Nigeria has a teeming population of about 190million and is reportedly the largest economy in Sub-Saharan Africa. However, limitations in the power sector has constrained economic growth. In the 1990s the Federal government introduced the Vision 2020 mandate in mind that Nigeria will become one of the first 20 economies in the world by 2020. This was largely based on the assessment of its abundant human & material resources and on the assumption that the country’s resources would be properly managed and channelled to set economic goals. Has Nigeria performed well in that aspect?
Nigeria has the potential to generate 12,522MW (megawatt) from its installed Power Generation Stations across the country but unfortunately it generates just about 4,000MW which is about 30% of its installed capacity. Of which Thermal Energy gives 80% of the bulk while Hydro supplies the rest.
In 2019 there were nineteen reported cases of total collapse of the National Grid, just 3 weeks into 2020, two major cases have so far been recorded. A lot of factors like badly managed equipment, vandalization of Transmission Lines or outright sabotage could be pointed to. A customer connected on the National grid can experience an average of 10 blackouts per day. This situation does not only affect the population’s living standard, but it is also one of the biggest challenges to economic development. At the recently concluded 11th International Conference on Energy, Power Systems Operations and Planning, ICEPSOP, in Abuja held in January 2020, the current Chairman of the management of Nigerian Electricity Regulatory Commission (NERC), Professor James Momoh, disclosed before newsmen that the centralised national grid system was no longer sustainable for a growing economy like Nigeria.
He also remarked that the conference was aimed to develop alternative grid system needed to drive Nigeria’s development. By these statements, Obviously the management of NERC has triggered a process for the construction of Smart minigrid system in the Urban and Rural communities across the country to enhance access to electricity.
A recent report conducted by “Rural Electrification Agency” and “Rocky Mountain Institute”, highlights Nigeria’s potential as the biggest and most attractive off-grid opportunity in Africa. The Nigerian Minigrid market offers revenue opportunity of about $8bn a year. Ten installed commercial minigrids with a combined capacity 364KW can serve 2000households and 200businesses.
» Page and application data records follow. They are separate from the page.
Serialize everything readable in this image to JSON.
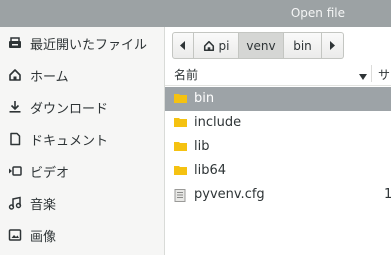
{
  "window": {
    "title": "Open file"
  },
  "sidebar": {
    "items": [
      {
        "label": "最近開いたファイル",
        "icon": "recent-icon"
      },
      {
        "label": "ホーム",
        "icon": "home-icon"
      },
      {
        "label": "ダウンロード",
        "icon": "download-icon"
      },
      {
        "label": "ドキュメント",
        "icon": "document-icon"
      },
      {
        "label": "ビデオ",
        "icon": "video-icon"
      },
      {
        "label": "音楽",
        "icon": "music-icon"
      },
      {
        "label": "画像",
        "icon": "image-icon"
      }
    ]
  },
  "pathbar": {
    "back_icon": "chevron-left-icon",
    "forward_icon": "chevron-right-icon",
    "crumbs": [
      {
        "label": "pi",
        "icon": "home-icon"
      },
      {
        "label": "venv"
      },
      {
        "label": "bin"
      }
    ]
  },
  "columns": {
    "name": "名前",
    "size": "サ"
  },
  "files": [
    {
      "name": "bin",
      "type": "folder",
      "selected": true
    },
    {
      "name": "include",
      "type": "folder"
    },
    {
      "name": "lib",
      "type": "folder"
    },
    {
      "name": "lib64",
      "type": "folder"
    },
    {
      "name": "pyvenv.cfg",
      "type": "file",
      "size": "1"
    }
  ],
  "colors": {
    "folder": "#f5c211",
    "selection": "#9da3a7",
    "titlebar": "#9ca2a4"
  }
}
Installation of Smart minigrid can unlock a large rapidly expanding market and drive economic growth.